At one point in Darwin’s Darkest Hour, the captain of the Beagle objects to Darwin’s theories – insisting that they undermine the stabilizing influence of the Bible and, if ever publicized, would serve as “an axe to the root of the faith that sustains society.” Darwin always insisted, however, that his inquiries into the origin of species – the “mystery of mysteries” – wasn’t about undermining religion. Rather, his point was that the Bible cannot and should not be understood and as a scientific text.
Darwin’s wife Emma also found his theories troubling. Yet she was adamant that he should go public with them. A strong but gentle woman of the Unitarian tradition, Emma at one point shares her conviction that “honest and conscientious doubts can never be a sin.”
Toward the end of the film, in a scene set shortly after the tragic death of the couple’s infant son, Darwin confides to his wife that the whole subject of God was “too profound for the human intellect.”
The film clearly attempts to provide a very human portrait of the “father of modern biology” – a man dedicated to truth, scientific truth, and whose book, The Origin of Species (1859), undoubtedly changed the world. Darwin’s Darkest Hour is well worth experiencing.
Interestingly, shortly after viewing this film I came across an intriguing article in The Christian Century on “Evolution and Sacrifice: Cooperation as a Scientific Principle” by Sarah Coakley.
I’ll conclude this post with that part of Coakley’s article that I found most insightful, followed by a short video comprised of clips from Darwin’s Darkest Hour.
The fact that cooperation has been identified by biologists as a strategy in evolution indicates that selfishness is not the sole key to success in evolutionary development. Martin A. Novak has identified five precise conditions in which cooperation works (“Five Rules for the Evolution of Cooperation,” Science, December 2006). This strategy works so interestingly across the entire evolutionary spectrums, from bacteria to Homo sapiens, that Novak states that cooperation must be counted a third evolutionary principle alongside the classic Darwinian duo of mutation and selection. Cooperation, Novak analysis shows, can be a kind of contrapuntal accompaniment, without which selection itself would not go on operating as it does: extreme competitiveness dethrones itself.

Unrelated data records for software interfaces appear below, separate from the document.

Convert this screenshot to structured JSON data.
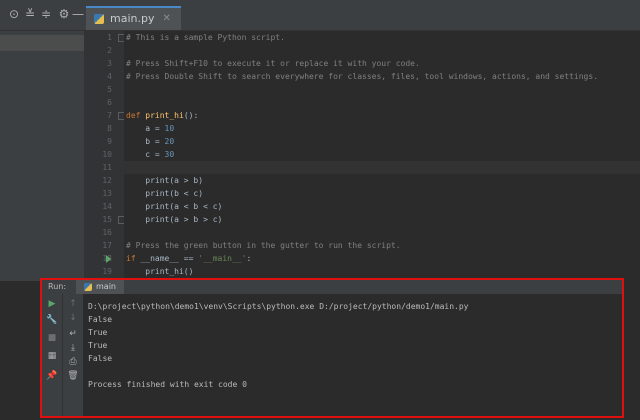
{
  "editor": {
    "tab_label": "main.py",
    "lines": [
      {
        "n": "1",
        "html": "<span class='cmt'># This is a sample Python script.</span>"
      },
      {
        "n": "2",
        "html": ""
      },
      {
        "n": "3",
        "html": "<span class='cmt'># Press Shift+F10 to execute it or replace it with your code.</span>"
      },
      {
        "n": "4",
        "html": "<span class='cmt'># Press Double Shift to search everywhere for classes, files, tool windows, actions, and settings.</span>"
      },
      {
        "n": "5",
        "html": ""
      },
      {
        "n": "6",
        "html": ""
      },
      {
        "n": "7",
        "html": "<span class='kw'>def</span> <span class='fn'>print_hi</span>():"
      },
      {
        "n": "8",
        "html": "    a = <span class='num'>10</span>"
      },
      {
        "n": "9",
        "html": "    b = <span class='num'>20</span>"
      },
      {
        "n": "10",
        "html": "    c = <span class='num'>30</span>"
      },
      {
        "n": "11",
        "html": ""
      },
      {
        "n": "12",
        "html": "    print(a &gt; b)"
      },
      {
        "n": "13",
        "html": "    print(b &lt; c)"
      },
      {
        "n": "14",
        "html": "    print(a &lt; b &lt; c)"
      },
      {
        "n": "15",
        "html": "    print(a &gt; b &gt; c)"
      },
      {
        "n": "16",
        "html": ""
      },
      {
        "n": "17",
        "html": "<span class='cmt'># Press the green button in the gutter to run the script.</span>"
      },
      {
        "n": "18",
        "html": "<span class='kw'>if</span> __name__ == <span class='str'>'__main__'</span>:"
      },
      {
        "n": "19",
        "html": "    print_hi()"
      }
    ]
  },
  "run": {
    "label": "Run:",
    "tab_label": "main",
    "output": [
      "D:\\project\\python\\demo1\\venv\\Scripts\\python.exe D:/project/python/demo1/main.py",
      "False",
      "True",
      "True",
      "False",
      "",
      "Process finished with exit code 0"
    ]
  }
}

Darwin had already assented, in The Descent of Man, that factors beyond mere mutation and selection (in the case of hunter-gatherers, some kind of community solidarity) were doing something important to evolutionary processes. But he could not precisely pin down those other factors. Now with the aid of mathematical accounts of evolutionary processes, we can.
Recommended Off-site Link:

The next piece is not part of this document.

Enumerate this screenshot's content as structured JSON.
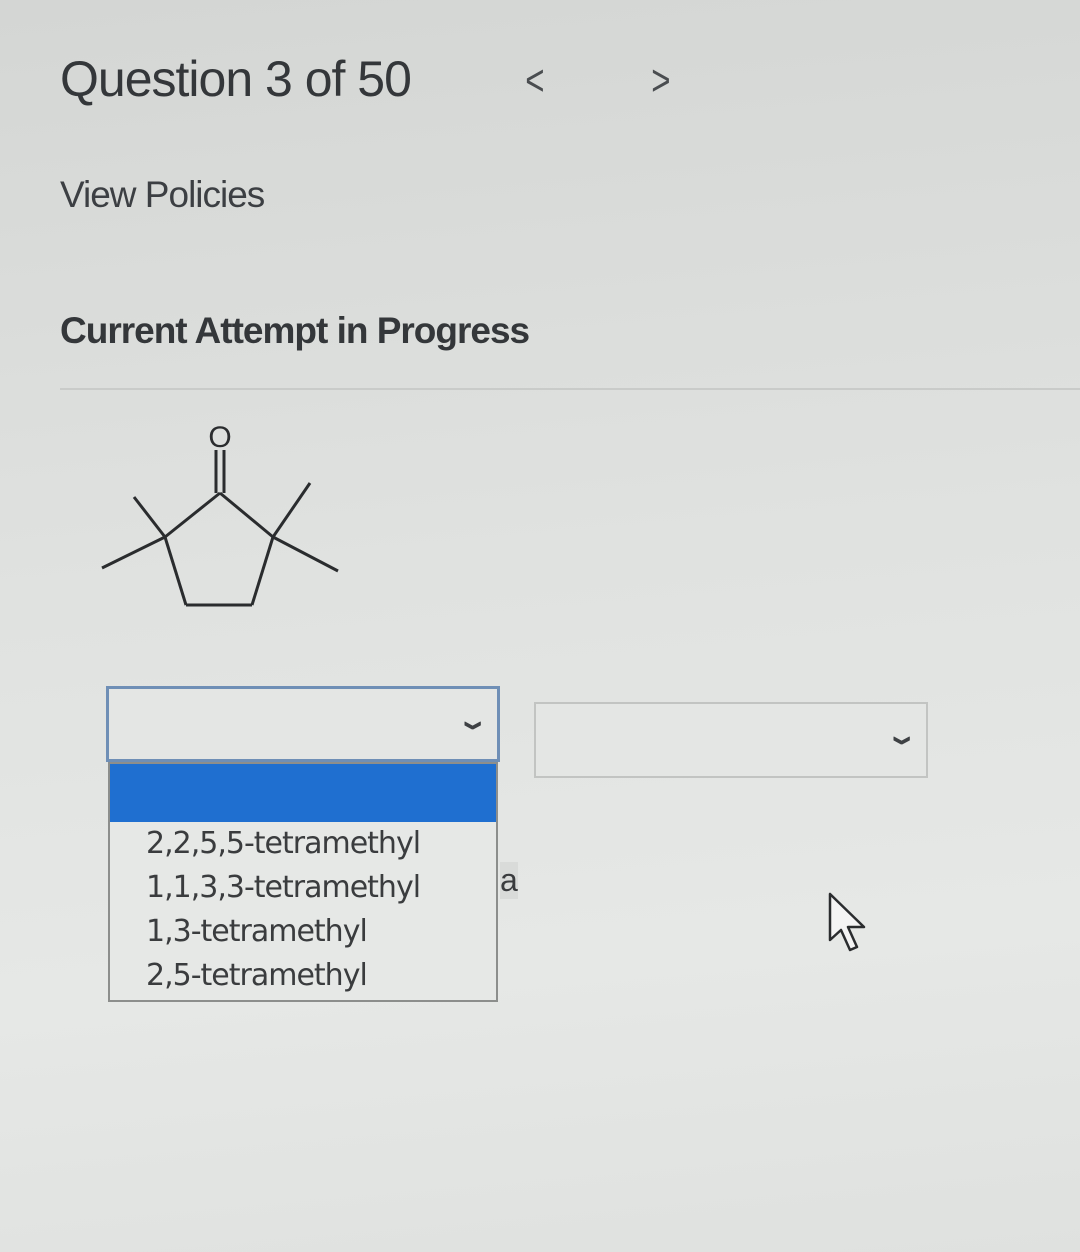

Darwin’s Darkest Hour – National Center for Science Education (September 24, 2009).